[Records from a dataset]
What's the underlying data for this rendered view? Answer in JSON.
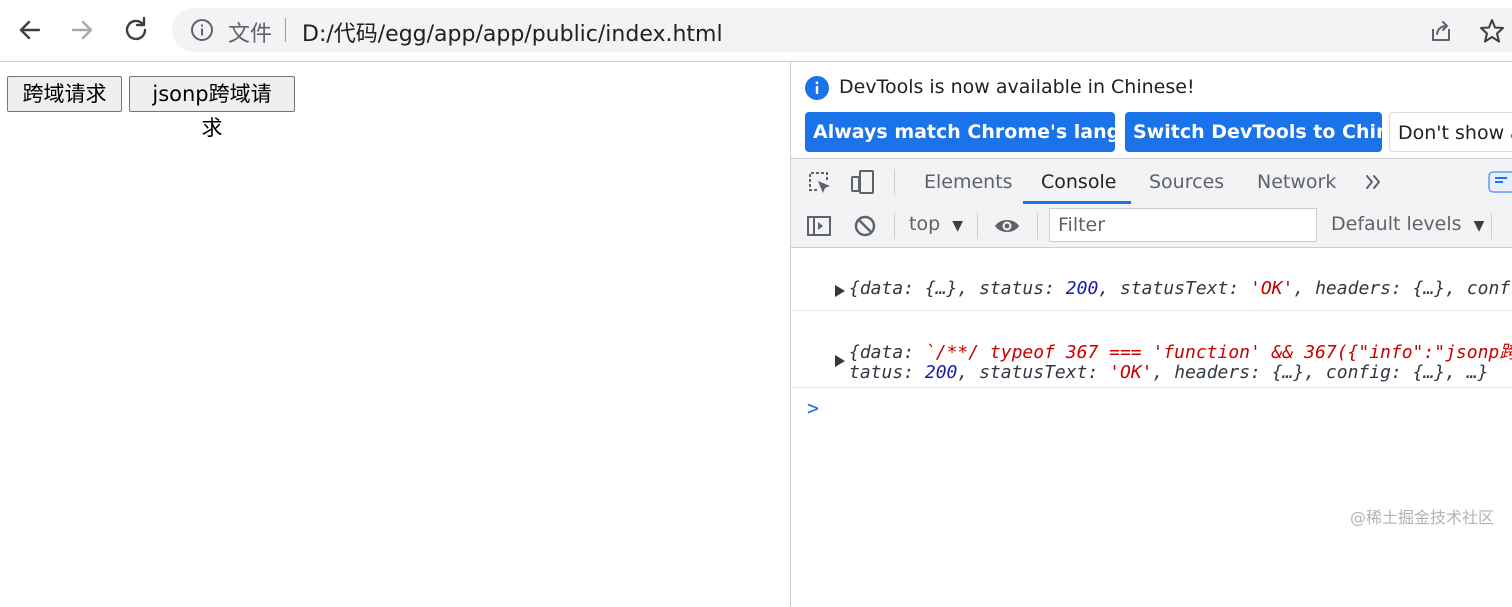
{
  "browser": {
    "url_scheme": "文件",
    "url": "D:/代码/egg/app/app/public/index.html"
  },
  "page": {
    "buttons": [
      "跨域请求",
      "jsonp跨域请求"
    ],
    "watermark": "@稀土掘金技术社区"
  },
  "devtools": {
    "banner": {
      "message": "DevTools is now available in Chinese!",
      "buttons": [
        "Always match Chrome's language",
        "Switch DevTools to Chinese",
        "Don't show a"
      ]
    },
    "tabs": [
      "Elements",
      "Console",
      "Sources",
      "Network"
    ],
    "active_tab": "Console",
    "console_bar": {
      "context": "top",
      "filter_placeholder": "Filter",
      "levels": "Default levels"
    },
    "logs": [
      {
        "segments": [
          {
            "t": "{",
            "c": "k"
          },
          {
            "t": "data",
            "c": "k"
          },
          {
            "t": ": {…}, ",
            "c": "k"
          },
          {
            "t": "status",
            "c": "k"
          },
          {
            "t": ": ",
            "c": "k"
          },
          {
            "t": "200",
            "c": "n"
          },
          {
            "t": ", ",
            "c": "k"
          },
          {
            "t": "statusText",
            "c": "k"
          },
          {
            "t": ": ",
            "c": "k"
          },
          {
            "t": "'OK'",
            "c": "s"
          },
          {
            "t": ", ",
            "c": "k"
          },
          {
            "t": "headers",
            "c": "k"
          },
          {
            "t": ": {…}, ",
            "c": "k"
          },
          {
            "t": "conf",
            "c": "k"
          }
        ]
      },
      {
        "segments": [
          {
            "t": "{",
            "c": "k"
          },
          {
            "t": "data",
            "c": "k"
          },
          {
            "t": ": ",
            "c": "k"
          },
          {
            "t": "`/**/ typeof 367 === 'function' && 367({\"info\":\"jsonp跨",
            "c": "s"
          }
        ],
        "segments2": [
          {
            "t": "tatus",
            "c": "k"
          },
          {
            "t": ": ",
            "c": "k"
          },
          {
            "t": "200",
            "c": "n"
          },
          {
            "t": ", ",
            "c": "k"
          },
          {
            "t": "statusText",
            "c": "k"
          },
          {
            "t": ": ",
            "c": "k"
          },
          {
            "t": "'OK'",
            "c": "s"
          },
          {
            "t": ", ",
            "c": "k"
          },
          {
            "t": "headers",
            "c": "k"
          },
          {
            "t": ": {…}, ",
            "c": "k"
          },
          {
            "t": "config",
            "c": "k"
          },
          {
            "t": ": {…}, …}",
            "c": "k"
          }
        ]
      }
    ],
    "prompt": ">"
  },
  "colors": {
    "accent": "#1a73e8",
    "number": "#1a1aa6",
    "string": "#c80000",
    "toolbar_bg": "#f1f3f4"
  }
}
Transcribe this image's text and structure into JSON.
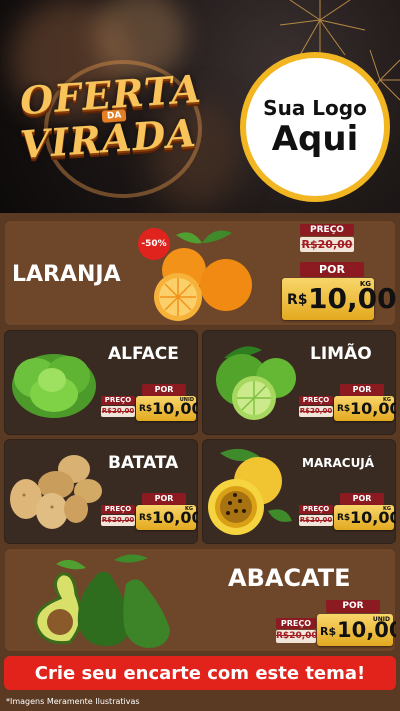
{
  "header": {
    "promo_title_line1": "OFERTA",
    "promo_title_small": "DA",
    "promo_title_line2": "VIRADA",
    "logo_line1": "Sua Logo",
    "logo_line2": "Aqui"
  },
  "featured": {
    "name": "LARANJA",
    "discount": "-50%",
    "preco_label": "PREÇO",
    "old_price": "R$20,00",
    "por_label": "POR",
    "currency": "R$",
    "price": "10,00",
    "unit": "KG"
  },
  "products": [
    {
      "name": "ALFACE",
      "preco_label": "PREÇO",
      "old_price": "R$20,00",
      "por_label": "POR",
      "currency": "R$",
      "price": "10,00",
      "unit": "UNID"
    },
    {
      "name": "LIMÃO",
      "preco_label": "PREÇO",
      "old_price": "R$20,00",
      "por_label": "POR",
      "currency": "R$",
      "price": "10,00",
      "unit": "KG"
    },
    {
      "name": "BATATA",
      "preco_label": "PREÇO",
      "old_price": "R$20,00",
      "por_label": "POR",
      "currency": "R$",
      "price": "10,00",
      "unit": "KG"
    },
    {
      "name": "MARACUJÁ",
      "preco_label": "PREÇO",
      "old_price": "R$20,00",
      "por_label": "POR",
      "currency": "R$",
      "price": "10,00",
      "unit": "KG"
    }
  ],
  "bottom": {
    "name": "ABACATE",
    "preco_label": "PREÇO",
    "old_price": "R$20,00",
    "por_label": "POR",
    "currency": "R$",
    "price": "10,00",
    "unit": "UNID"
  },
  "cta": "Crie seu encarte com este tema!",
  "footnote": "*Imagens Meramente Ilustrativas",
  "colors": {
    "brown": "#6e4629",
    "dark": "#3a2b22",
    "red": "#8c1b21",
    "gold": "#e3a920",
    "cta": "#e1231c"
  }
}
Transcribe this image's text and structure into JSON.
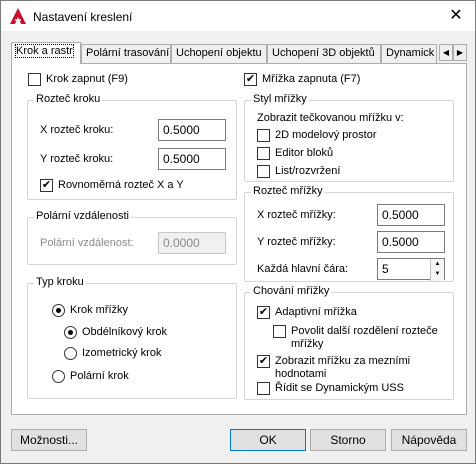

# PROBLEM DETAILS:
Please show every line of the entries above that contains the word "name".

# SOLUTION:
    "name": "LARANJA",
      "name": "ALFACE",
      "name": "LIMÃO",
      "name": "BATATA",
      "name": "MARACUJÁ",
    "name": "ABACATE",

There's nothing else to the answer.